Therefore, 1 Peter 2:9 has a highly limited application. What is 1 Peter 2:9 really saying then when it calls the audience a kingdom of priests? It is saying that Israel as a whole failed to live up to God’s calling at Mt Sinai. She failed to live up to her calling as a kingdom of priests but the believing Jewish remnant within the Church has fulfilled that calling. So, Israel failed to live up as a nation to her calling as a kingdom of priests thus far in redemptive history, but the believing Jewish remnant within the Church is fulfilling that calling — this is Peter’s point.
Arnold Fruchtenbaum puts it this way, “It should be kept in mind that Peter is writing to Jewish believers. Throughout Scripture, there are always two Israel’s: Israel the whole that comprises all Jews; and, Israel the Remnant that comprises only believing Jews. Here, Peter distinguishes between the Remnant and the non-Remnant. Replacement Theology, however, relies on this passage as proof that the true Israel is the church…” They all do this. “This is a favorite passage for those who teach Replacement Theology. They teach that what the Old Testament stated to be true of Israel, Peter now applies and states to be true of the Church [meaning that the Church has replaced Israel and the Kingdom has begun]. Thus, they conclude that the Church has replaced Israel. However, there is no hint in the epistle that Peter is addressing the Church as a whole. On the contrary, in the epistle’s introduction (1:1-2), he stated that he was addressing Jewish believers who specifically comprised what was the then Remnant of Israel —[what would we call that believing Jewish remnant within the Church? Paul has a word for them: the Israel of God. Gal 6:16 doesn’t cover the whole church. it covers the believing Jews within the Church. That is who Peter is addressing. “It is important to recognize that the contrast Peter makes here is not between the church and Israel, or between believers and non-believers, or between unbelieving Jews and believing Gentiles. Rather, the contrast here is between the Remnant and the Non-Remnant of Israel. Peter’s point is that while Israel the whole failed to fulfill its calling, the Remnant of Israel has not failed to fulfill its calling.” So, if what we have said here is true, you cannot use this verse to promote Replacement Theology because the letter was never written to the whole church. ‘Let’s pretend it is written to the whole church.’ Then use Argument A: similarity is not equality. The truth of the matter is that the book was never written to the whole church; that is basically how you handle 1 Peter 2:9.
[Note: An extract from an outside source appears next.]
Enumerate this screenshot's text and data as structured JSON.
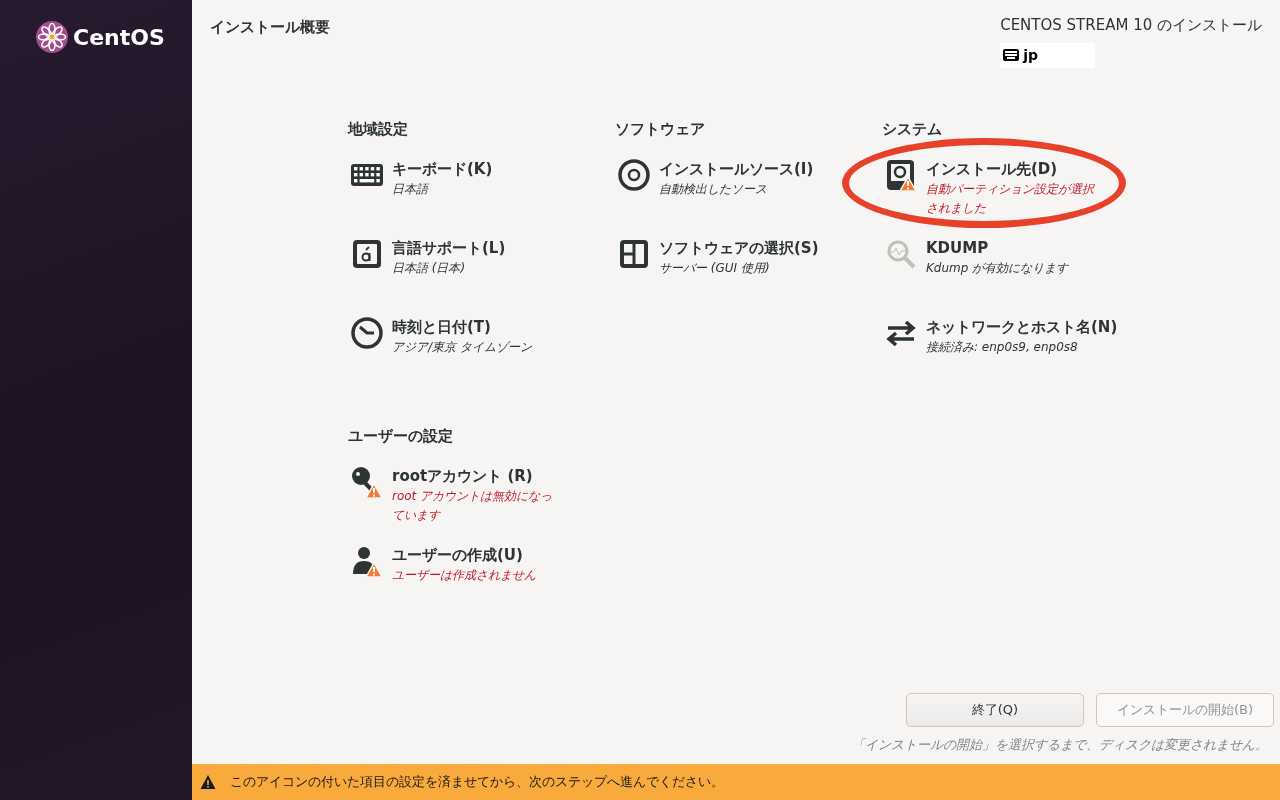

When we regather after summer hiatus, we will look at a few verses in the book of Revelation; you are already experts in this book that allegedly support Kingdom Now theology. Then we will be looking at some miscellaneous arguments that are used outside the Bible to support Kingdom Now theology. Then we will be getting to the so-what question: why it matters, which I probably should have written first. I have dragged you along for 70 lessons and you are wondering why this is significant. Part III of the book is the so what; it changes the mission and calling of the Church which is what we will get into.